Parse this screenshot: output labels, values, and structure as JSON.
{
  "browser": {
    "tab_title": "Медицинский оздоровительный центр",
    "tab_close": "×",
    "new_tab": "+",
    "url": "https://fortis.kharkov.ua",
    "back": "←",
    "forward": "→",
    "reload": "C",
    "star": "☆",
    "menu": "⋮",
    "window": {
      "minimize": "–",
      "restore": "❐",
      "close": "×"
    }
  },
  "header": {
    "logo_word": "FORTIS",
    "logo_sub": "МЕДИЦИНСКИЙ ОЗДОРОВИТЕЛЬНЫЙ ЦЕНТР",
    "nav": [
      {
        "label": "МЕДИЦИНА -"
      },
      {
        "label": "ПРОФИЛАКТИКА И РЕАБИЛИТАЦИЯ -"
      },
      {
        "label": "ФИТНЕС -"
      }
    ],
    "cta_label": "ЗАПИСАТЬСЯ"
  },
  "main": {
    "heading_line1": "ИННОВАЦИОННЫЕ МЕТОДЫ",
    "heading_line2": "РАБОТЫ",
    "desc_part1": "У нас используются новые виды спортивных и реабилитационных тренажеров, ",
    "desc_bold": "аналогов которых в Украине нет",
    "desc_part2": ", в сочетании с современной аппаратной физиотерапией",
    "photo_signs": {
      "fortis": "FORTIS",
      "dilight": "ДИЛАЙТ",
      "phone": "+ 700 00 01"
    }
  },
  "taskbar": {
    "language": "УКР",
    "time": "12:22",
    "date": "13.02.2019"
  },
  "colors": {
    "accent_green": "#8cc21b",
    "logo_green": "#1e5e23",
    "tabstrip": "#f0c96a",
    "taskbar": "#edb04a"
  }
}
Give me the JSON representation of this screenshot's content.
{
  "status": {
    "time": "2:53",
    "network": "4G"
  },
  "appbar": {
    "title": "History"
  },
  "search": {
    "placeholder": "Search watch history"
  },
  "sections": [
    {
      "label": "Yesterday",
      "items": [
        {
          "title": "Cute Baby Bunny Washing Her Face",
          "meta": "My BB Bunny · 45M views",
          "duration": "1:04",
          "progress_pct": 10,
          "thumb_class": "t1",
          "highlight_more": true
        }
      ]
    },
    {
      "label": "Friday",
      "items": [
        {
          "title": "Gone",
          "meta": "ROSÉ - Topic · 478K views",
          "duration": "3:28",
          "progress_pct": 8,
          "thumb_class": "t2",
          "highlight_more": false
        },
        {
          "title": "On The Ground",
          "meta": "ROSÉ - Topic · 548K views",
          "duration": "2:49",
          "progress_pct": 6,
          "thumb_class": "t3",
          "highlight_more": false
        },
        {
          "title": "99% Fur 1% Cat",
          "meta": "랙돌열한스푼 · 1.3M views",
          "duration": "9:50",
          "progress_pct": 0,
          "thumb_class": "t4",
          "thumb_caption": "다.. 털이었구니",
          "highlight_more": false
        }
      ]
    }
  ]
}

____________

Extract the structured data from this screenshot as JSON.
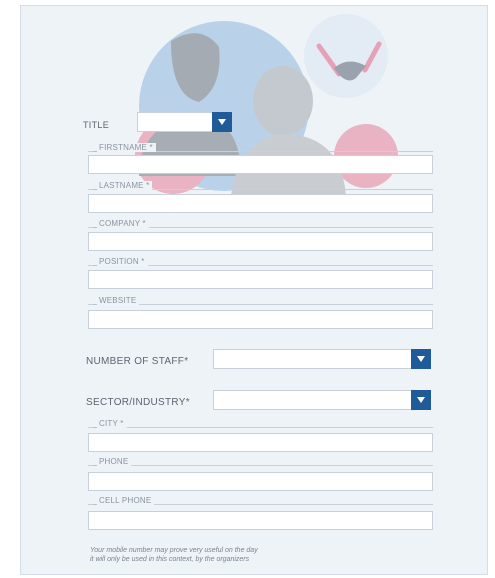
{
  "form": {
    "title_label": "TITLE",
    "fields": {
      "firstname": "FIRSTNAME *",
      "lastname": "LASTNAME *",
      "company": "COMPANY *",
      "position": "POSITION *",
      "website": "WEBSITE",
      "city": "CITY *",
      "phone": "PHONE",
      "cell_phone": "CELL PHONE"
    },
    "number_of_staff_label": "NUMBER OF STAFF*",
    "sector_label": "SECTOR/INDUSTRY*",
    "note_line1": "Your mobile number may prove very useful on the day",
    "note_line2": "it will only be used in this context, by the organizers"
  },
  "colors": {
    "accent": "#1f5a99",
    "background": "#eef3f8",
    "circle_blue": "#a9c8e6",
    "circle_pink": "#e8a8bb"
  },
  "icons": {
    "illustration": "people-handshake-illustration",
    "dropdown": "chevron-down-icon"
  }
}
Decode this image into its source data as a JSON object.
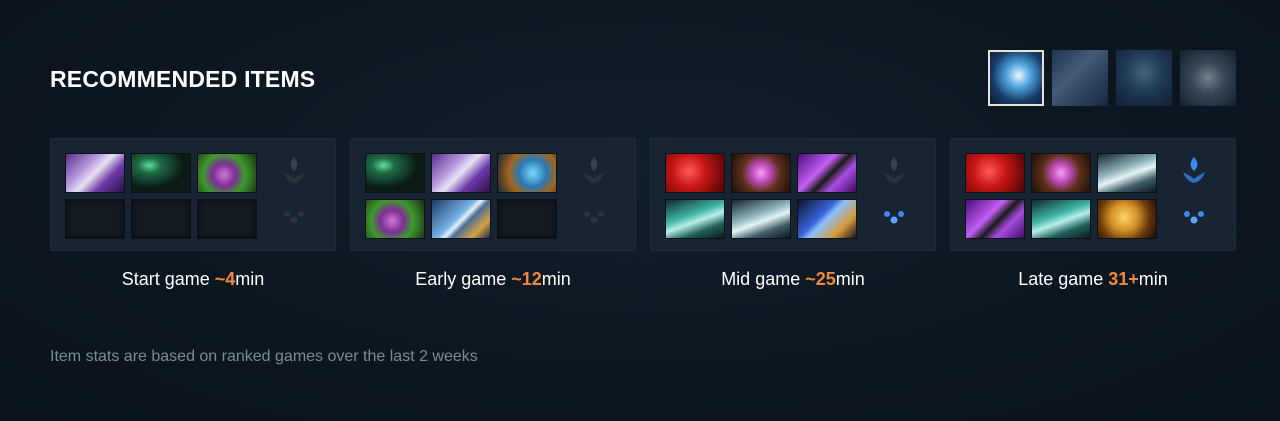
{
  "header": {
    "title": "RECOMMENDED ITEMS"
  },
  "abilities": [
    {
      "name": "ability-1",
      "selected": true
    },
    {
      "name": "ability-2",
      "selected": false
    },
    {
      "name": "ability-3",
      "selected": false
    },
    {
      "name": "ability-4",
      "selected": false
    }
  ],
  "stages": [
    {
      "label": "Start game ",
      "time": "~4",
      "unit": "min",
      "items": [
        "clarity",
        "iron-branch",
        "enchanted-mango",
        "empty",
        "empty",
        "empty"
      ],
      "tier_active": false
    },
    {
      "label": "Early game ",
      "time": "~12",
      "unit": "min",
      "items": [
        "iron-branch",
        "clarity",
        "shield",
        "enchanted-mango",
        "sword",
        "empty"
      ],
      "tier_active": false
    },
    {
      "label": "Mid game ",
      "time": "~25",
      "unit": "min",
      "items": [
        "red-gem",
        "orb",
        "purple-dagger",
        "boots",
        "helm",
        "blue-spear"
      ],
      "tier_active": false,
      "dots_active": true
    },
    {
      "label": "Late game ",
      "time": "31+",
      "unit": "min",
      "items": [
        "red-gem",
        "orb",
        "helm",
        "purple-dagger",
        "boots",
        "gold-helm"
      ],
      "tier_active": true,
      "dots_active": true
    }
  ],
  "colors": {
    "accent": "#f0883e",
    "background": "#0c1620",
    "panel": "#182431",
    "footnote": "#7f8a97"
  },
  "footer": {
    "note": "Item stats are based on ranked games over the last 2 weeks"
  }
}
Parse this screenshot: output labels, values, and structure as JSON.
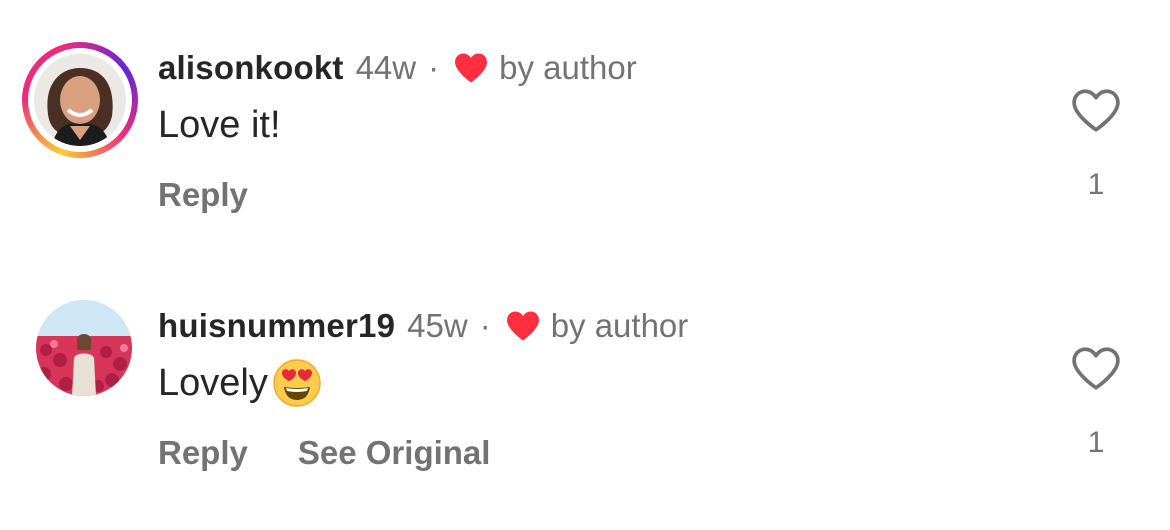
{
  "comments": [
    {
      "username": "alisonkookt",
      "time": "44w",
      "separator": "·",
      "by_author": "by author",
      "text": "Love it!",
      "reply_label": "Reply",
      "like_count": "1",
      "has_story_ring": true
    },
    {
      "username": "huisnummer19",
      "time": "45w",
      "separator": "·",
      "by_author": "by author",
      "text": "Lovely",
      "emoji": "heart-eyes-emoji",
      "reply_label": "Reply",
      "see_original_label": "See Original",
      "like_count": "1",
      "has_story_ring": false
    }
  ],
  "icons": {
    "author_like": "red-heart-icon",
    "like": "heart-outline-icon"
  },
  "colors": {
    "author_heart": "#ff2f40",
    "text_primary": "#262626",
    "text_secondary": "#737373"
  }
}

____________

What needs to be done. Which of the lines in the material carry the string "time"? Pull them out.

Answer for the task.
    "time": "12:22",
    "time": "2:53",
      "time": "~4",
      "time": "~12",
      "time": "~25",
      "time": "31+",
      "time": "44w",
      "time": "45w",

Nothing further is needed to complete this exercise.